Reasons to have private medical treatment?
There are many reason why some people choose to have their treatment at a private hospital or clinic. Going private can save time by avoiding long waiting lists that are typically associated with state run healthcare service. Time can be particularly crucial for more urgent procedures. Private clinics also give patients an opportunity to get a second opinion and a review of their personal circumstance, which helps to reinforce that the decisions being taken are in the best interest of the patient.
A lot of people, either through their employer or through self-funding, have private health insurance. For a lot of people in this position, vital medical treatments can be carried out privately at no extra cost. This gives patients extra options to choose a path that best fits their needs. The extent of the cover will vary from policy to policy, but before committing to any private treatment it is recommended that the insurer is consulted, and payments are approved.
The private health sector and state-run health services like the NHS may be separate systems of health provision, but it’s not that unusual for them to work together to provide the best possible service. In some cases, private hospitals may be contracted by local health trusts to carry out procedures on NHS patients.
Depending on the urgency and the cost of the treatment needed, patients in the UK and around Europe can opt to go abroad for vital medical treatments. The treatments can be carried out in private hospitals and are fully, or partly, funded by the local healthcare trust. For example, A patient waiting to have surgery on the NHS may find that a private hospital in Belgium can carry out the procedure quicker, at a cost that is less than or equivalent to what is costs the NHS. In this scenario the patient could be eligible to go abroad for treatment.
There are certain treatments where you have no choice but to go private if you really want it. Usually you would not expect the NHS or health insurers to cover the cost of non-essential, elective, procedure like cosmetic surgery. If the procedure doesn’t contribute to improving the quality of life it is deemed an elective procedure and is excluded from state run healthcare services.

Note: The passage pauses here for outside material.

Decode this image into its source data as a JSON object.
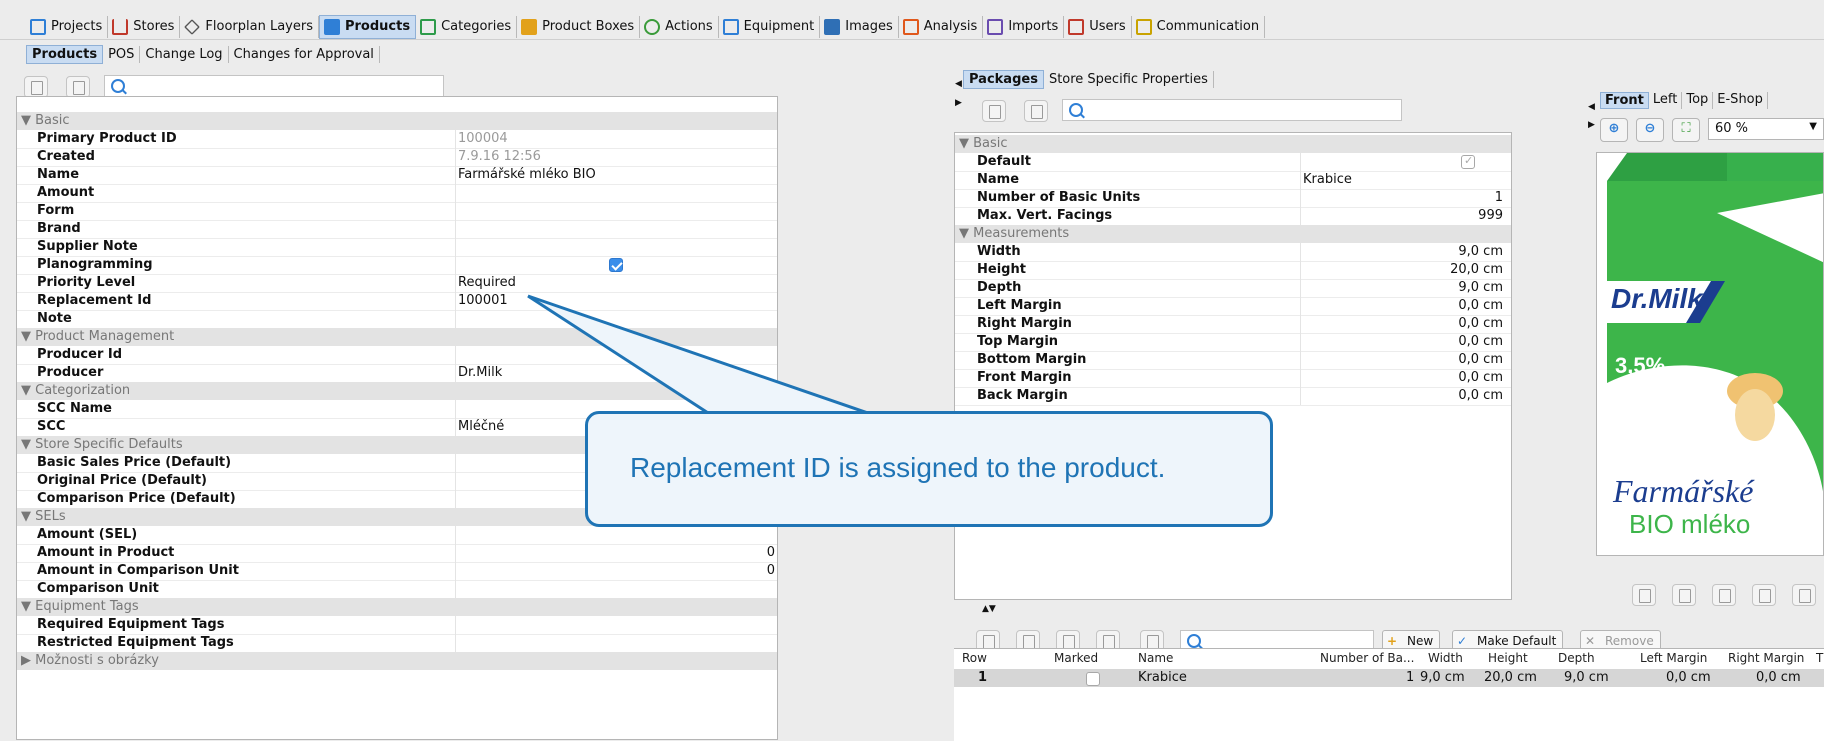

If you’re determined to have a non-essential treatment you will need to go private and pay for it yourself.
Going private gives you:
- Faster access to treatment.
- A choice of when you want to be treated.
- A choice of where to receive treatment.
- A choice of consultant or private specialist
- Sometimes, access to treatments that may not be available on the NHS